■ TASK REQUIREMENTS
Each line of the data must be given back verbatim, with pictures removed.

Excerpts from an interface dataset

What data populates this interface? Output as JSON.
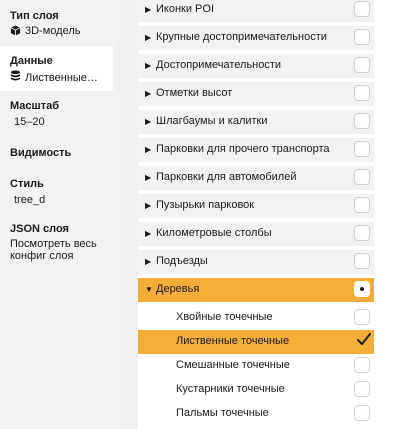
{
  "sidebar": {
    "layer_type": {
      "label": "Тип слоя",
      "value": "3D-модель",
      "icon": "cube-icon"
    },
    "data": {
      "label": "Данные",
      "value": "Лиственные точечные",
      "icon": "database-icon"
    },
    "scale": {
      "label": "Масштаб",
      "value": "15–20"
    },
    "visibility": {
      "label": "Видимость"
    },
    "style": {
      "label": "Стиль",
      "value": "tree_d"
    },
    "json": {
      "label": "JSON слоя",
      "link": "Посмотреть весь конфиг слоя"
    }
  },
  "layers": [
    {
      "label": "Иконки POI"
    },
    {
      "label": "Крупные достопримечательности"
    },
    {
      "label": "Достопримечательности"
    },
    {
      "label": "Отметки высот"
    },
    {
      "label": "Шлагбаумы и калитки"
    },
    {
      "label": "Парковки для прочего транспорта"
    },
    {
      "label": "Парковки для автомобилей"
    },
    {
      "label": "Пузырьки парковок"
    },
    {
      "label": "Километровые столбы"
    },
    {
      "label": "Подъезды"
    },
    {
      "label": "Деревья",
      "expanded": true,
      "state": "partial"
    }
  ],
  "tree_sublayers": [
    {
      "label": "Хвойные точечные",
      "checked": false
    },
    {
      "label": "Лиственные точечные",
      "checked": true
    },
    {
      "label": "Смешанные точечные",
      "checked": false
    },
    {
      "label": "Кустарники точечные",
      "checked": false
    },
    {
      "label": "Пальмы точечные",
      "checked": false
    }
  ],
  "colors": {
    "accent": "#f5ad3a",
    "sidebar_bg": "#f2f2f2",
    "row_bg": "#f2f2f2"
  }
}
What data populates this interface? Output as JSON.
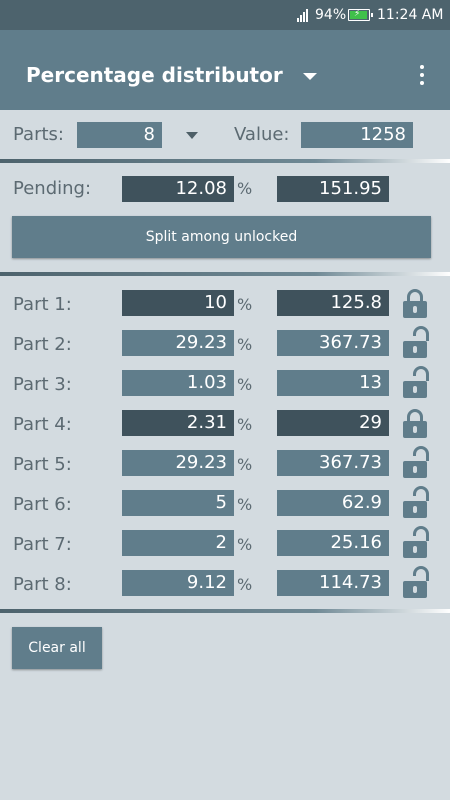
{
  "status_bar": {
    "battery_percent": "94%",
    "time": "11:24 AM"
  },
  "app_bar": {
    "title": "Percentage distributor"
  },
  "controls": {
    "parts_label": "Parts:",
    "parts_value": "8",
    "value_label": "Value:",
    "value": "1258"
  },
  "pending": {
    "label": "Pending:",
    "percent": "12.08",
    "percent_symbol": "%",
    "amount": "151.95"
  },
  "split_button": "Split among unlocked",
  "parts": [
    {
      "label": "Part 1:",
      "percent": "10",
      "percent_symbol": "%",
      "amount": "125.8",
      "locked": true
    },
    {
      "label": "Part 2:",
      "percent": "29.23",
      "percent_symbol": "%",
      "amount": "367.73",
      "locked": false
    },
    {
      "label": "Part 3:",
      "percent": "1.03",
      "percent_symbol": "%",
      "amount": "13",
      "locked": false
    },
    {
      "label": "Part 4:",
      "percent": "2.31",
      "percent_symbol": "%",
      "amount": "29",
      "locked": true
    },
    {
      "label": "Part 5:",
      "percent": "29.23",
      "percent_symbol": "%",
      "amount": "367.73",
      "locked": false
    },
    {
      "label": "Part 6:",
      "percent": "5",
      "percent_symbol": "%",
      "amount": "62.9",
      "locked": false
    },
    {
      "label": "Part 7:",
      "percent": "2",
      "percent_symbol": "%",
      "amount": "25.16",
      "locked": false
    },
    {
      "label": "Part 8:",
      "percent": "9.12",
      "percent_symbol": "%",
      "amount": "114.73",
      "locked": false
    }
  ],
  "clear_button": "Clear all",
  "colors": {
    "status_bar": "#4d636d",
    "app_bar": "#607d8b",
    "background": "#d3dbe0",
    "field": "#607d8b",
    "field_locked": "#3f525c",
    "battery": "#3fc04a"
  }
}
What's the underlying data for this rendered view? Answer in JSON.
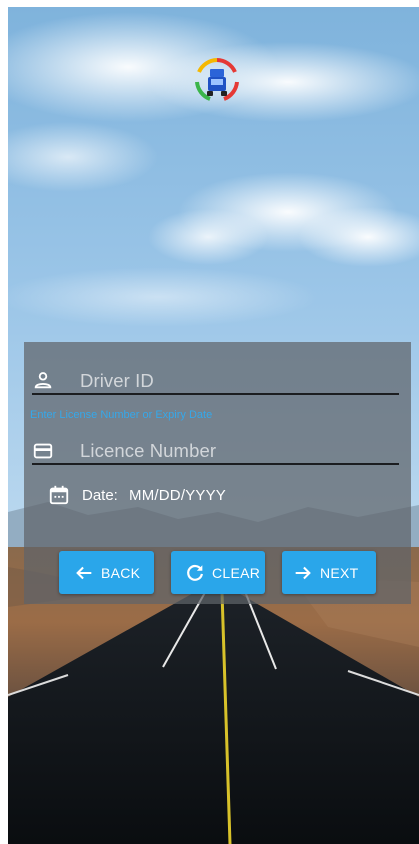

■ REPLY
What data populates this interface? Output as JSON.
{
  "sidebar": {
    "layer_type": {
      "label": "Тип слоя",
      "value": "3D-модель",
      "icon": "cube-icon"
    },
    "data": {
      "label": "Данные",
      "value": "Лиственные точечные",
      "icon": "database-icon"
    },
    "scale": {
      "label": "Масштаб",
      "value": "15–20"
    },
    "visibility": {
      "label": "Видимость"
    },
    "style": {
      "label": "Стиль",
      "value": "tree_d"
    },
    "json": {
      "label": "JSON слоя",
      "link": "Посмотреть весь конфиг слоя"
    }
  },
  "layers": [
    {
      "label": "Иконки POI"
    },
    {
      "label": "Крупные достопримечательности"
    },
    {
      "label": "Достопримечательности"
    },
    {
      "label": "Отметки высот"
    },
    {
      "label": "Шлагбаумы и калитки"
    },
    {
      "label": "Парковки для прочего транспорта"
    },
    {
      "label": "Парковки для автомобилей"
    },
    {
      "label": "Пузырьки парковок"
    },
    {
      "label": "Километровые столбы"
    },
    {
      "label": "Подъезды"
    },
    {
      "label": "Деревья",
      "expanded": true,
      "state": "partial"
    }
  ],
  "tree_sublayers": [
    {
      "label": "Хвойные точечные",
      "checked": false
    },
    {
      "label": "Лиственные точечные",
      "checked": true
    },
    {
      "label": "Смешанные точечные",
      "checked": false
    },
    {
      "label": "Кустарники точечные",
      "checked": false
    },
    {
      "label": "Пальмы точечные",
      "checked": false
    }
  ],
  "colors": {
    "accent": "#f5ad3a",
    "sidebar_bg": "#f2f2f2",
    "row_bg": "#f2f2f2"
  }
}
What data populates this interface? Output as JSON.
{
  "status_bar": {
    "battery_percent": "94%",
    "time": "11:24 AM"
  },
  "app_bar": {
    "title": "Percentage distributor"
  },
  "controls": {
    "parts_label": "Parts:",
    "parts_value": "8",
    "value_label": "Value:",
    "value": "1258"
  },
  "pending": {
    "label": "Pending:",
    "percent": "12.08",
    "percent_symbol": "%",
    "amount": "151.95"
  },
  "split_button": "Split among unlocked",
  "parts": [
    {
      "label": "Part 1:",
      "percent": "10",
      "percent_symbol": "%",
      "amount": "125.8",
      "locked": true
    },
    {
      "label": "Part 2:",
      "percent": "29.23",
      "percent_symbol": "%",
      "amount": "367.73",
      "locked": false
    },
    {
      "label": "Part 3:",
      "percent": "1.03",
      "percent_symbol": "%",
      "amount": "13",
      "locked": false
    },
    {
      "label": "Part 4:",
      "percent": "2.31",
      "percent_symbol": "%",
      "amount": "29",
      "locked": true
    },
    {
      "label": "Part 5:",
      "percent": "29.23",
      "percent_symbol": "%",
      "amount": "367.73",
      "locked": false
    },
    {
      "label": "Part 6:",
      "percent": "5",
      "percent_symbol": "%",
      "amount": "62.9",
      "locked": false
    },
    {
      "label": "Part 7:",
      "percent": "2",
      "percent_symbol": "%",
      "amount": "25.16",
      "locked": false
    },
    {
      "label": "Part 8:",
      "percent": "9.12",
      "percent_symbol": "%",
      "amount": "114.73",
      "locked": false
    }
  ],
  "clear_button": "Clear all",
  "colors": {
    "status_bar": "#4d636d",
    "app_bar": "#607d8b",
    "background": "#d3dbe0",
    "field": "#607d8b",
    "field_locked": "#3f525c",
    "battery": "#3fc04a"
  }
}
What's the underlying data for this rendered view? Answer in JSON.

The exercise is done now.